> [WHAT THE EXERCISE ASKS]: Say how many lines in the listing below contain the word "types". Give the number alone.

> [DATASET]:
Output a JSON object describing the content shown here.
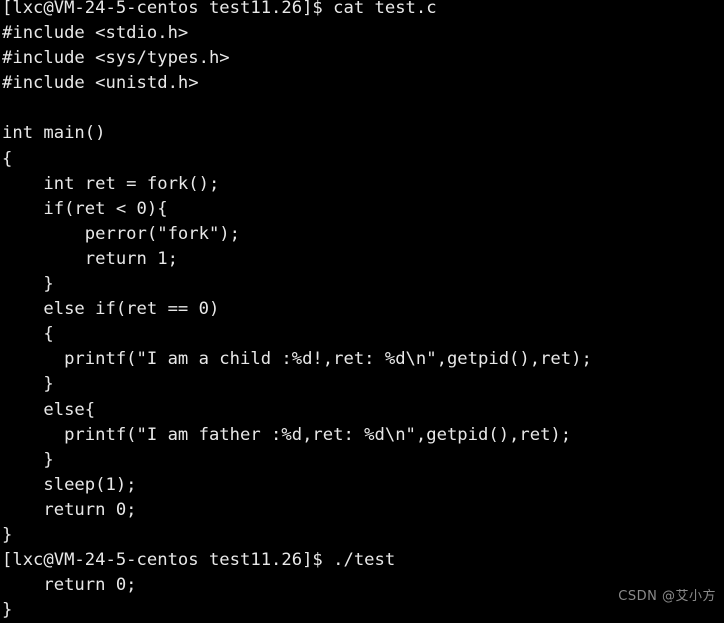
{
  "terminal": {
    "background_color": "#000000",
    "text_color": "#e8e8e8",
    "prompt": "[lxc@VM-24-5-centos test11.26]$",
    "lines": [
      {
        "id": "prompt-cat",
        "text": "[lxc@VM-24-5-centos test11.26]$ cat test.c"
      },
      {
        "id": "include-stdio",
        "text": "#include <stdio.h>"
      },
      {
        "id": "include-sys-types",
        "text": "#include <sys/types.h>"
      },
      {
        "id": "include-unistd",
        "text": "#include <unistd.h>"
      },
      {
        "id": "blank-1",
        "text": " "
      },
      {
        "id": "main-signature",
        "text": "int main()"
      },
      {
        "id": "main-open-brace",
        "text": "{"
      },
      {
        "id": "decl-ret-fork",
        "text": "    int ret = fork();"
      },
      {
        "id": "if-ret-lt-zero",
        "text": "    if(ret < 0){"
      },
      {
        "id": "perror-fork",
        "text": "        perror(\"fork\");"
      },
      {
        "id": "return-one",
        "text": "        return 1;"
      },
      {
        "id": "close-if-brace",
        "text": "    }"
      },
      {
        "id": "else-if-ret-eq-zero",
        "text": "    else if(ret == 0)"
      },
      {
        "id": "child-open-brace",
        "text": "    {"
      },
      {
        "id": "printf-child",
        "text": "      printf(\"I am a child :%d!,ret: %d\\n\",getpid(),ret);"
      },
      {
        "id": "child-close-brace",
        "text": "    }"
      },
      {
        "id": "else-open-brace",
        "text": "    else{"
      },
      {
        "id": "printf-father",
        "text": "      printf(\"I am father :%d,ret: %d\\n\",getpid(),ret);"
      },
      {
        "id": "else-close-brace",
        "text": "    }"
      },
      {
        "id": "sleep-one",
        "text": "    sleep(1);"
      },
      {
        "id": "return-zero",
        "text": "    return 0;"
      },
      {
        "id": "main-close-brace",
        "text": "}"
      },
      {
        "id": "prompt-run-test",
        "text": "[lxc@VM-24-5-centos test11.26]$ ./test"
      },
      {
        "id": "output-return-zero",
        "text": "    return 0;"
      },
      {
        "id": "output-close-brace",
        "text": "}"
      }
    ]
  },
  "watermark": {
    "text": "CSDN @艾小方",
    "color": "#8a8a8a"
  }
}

> [ANSWER SPACE]: 2